# [Exercise requirements]
A verbatim copy of the data is wanted, minus any picture in it.

# [Records shown]

——

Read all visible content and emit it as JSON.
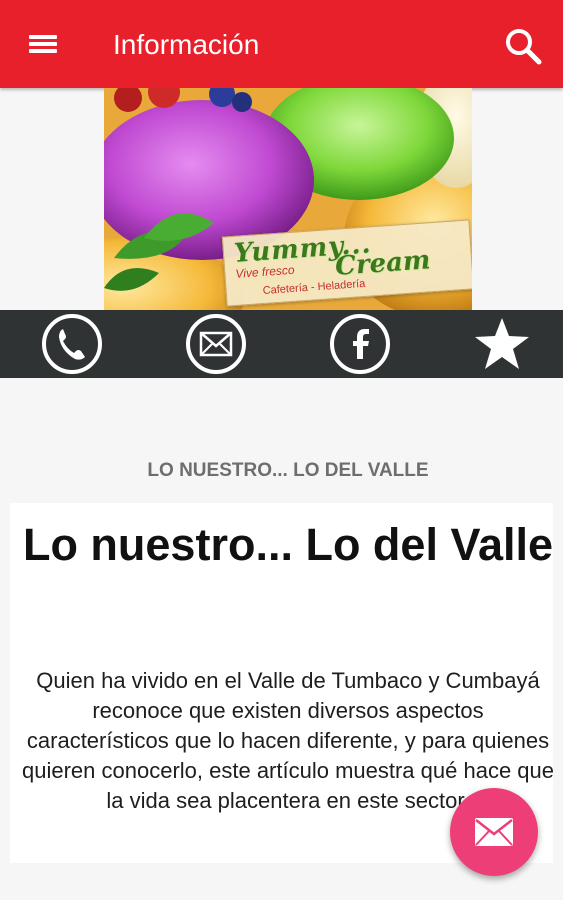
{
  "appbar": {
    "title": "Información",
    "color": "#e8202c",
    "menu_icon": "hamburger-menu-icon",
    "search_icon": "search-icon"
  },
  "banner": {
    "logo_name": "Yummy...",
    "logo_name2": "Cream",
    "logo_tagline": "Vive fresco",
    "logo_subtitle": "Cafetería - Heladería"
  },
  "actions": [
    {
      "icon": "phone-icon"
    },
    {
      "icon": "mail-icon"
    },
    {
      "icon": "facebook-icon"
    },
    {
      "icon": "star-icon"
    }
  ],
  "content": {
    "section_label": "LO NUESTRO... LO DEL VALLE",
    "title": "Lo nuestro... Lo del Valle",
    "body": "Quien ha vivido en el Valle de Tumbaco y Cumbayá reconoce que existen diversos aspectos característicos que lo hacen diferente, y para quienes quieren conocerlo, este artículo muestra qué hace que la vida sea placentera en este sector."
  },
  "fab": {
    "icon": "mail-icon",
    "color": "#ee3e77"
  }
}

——

# [Answer to this exercise]
Read all visible content and emit it as JSON.
{
  "appbar": {
    "title": "Información",
    "color": "#e8202c",
    "menu_icon": "hamburger-menu-icon",
    "search_icon": "search-icon"
  },
  "banner": {
    "logo_name": "Yummy...",
    "logo_name2": "Cream",
    "logo_tagline": "Vive fresco",
    "logo_subtitle": "Cafetería - Heladería"
  },
  "actions": [
    {
      "icon": "phone-icon"
    },
    {
      "icon": "mail-icon"
    },
    {
      "icon": "facebook-icon"
    },
    {
      "icon": "star-icon"
    }
  ],
  "content": {
    "section_label": "LO NUESTRO... LO DEL VALLE",
    "title": "Lo nuestro... Lo del Valle",
    "body": "Quien ha vivido en el Valle de Tumbaco y Cumbayá reconoce que existen diversos aspectos característicos que lo hacen diferente, y para quienes quieren conocerlo, este artículo muestra qué hace que la vida sea placentera en este sector."
  },
  "fab": {
    "icon": "mail-icon",
    "color": "#ee3e77"
  }
}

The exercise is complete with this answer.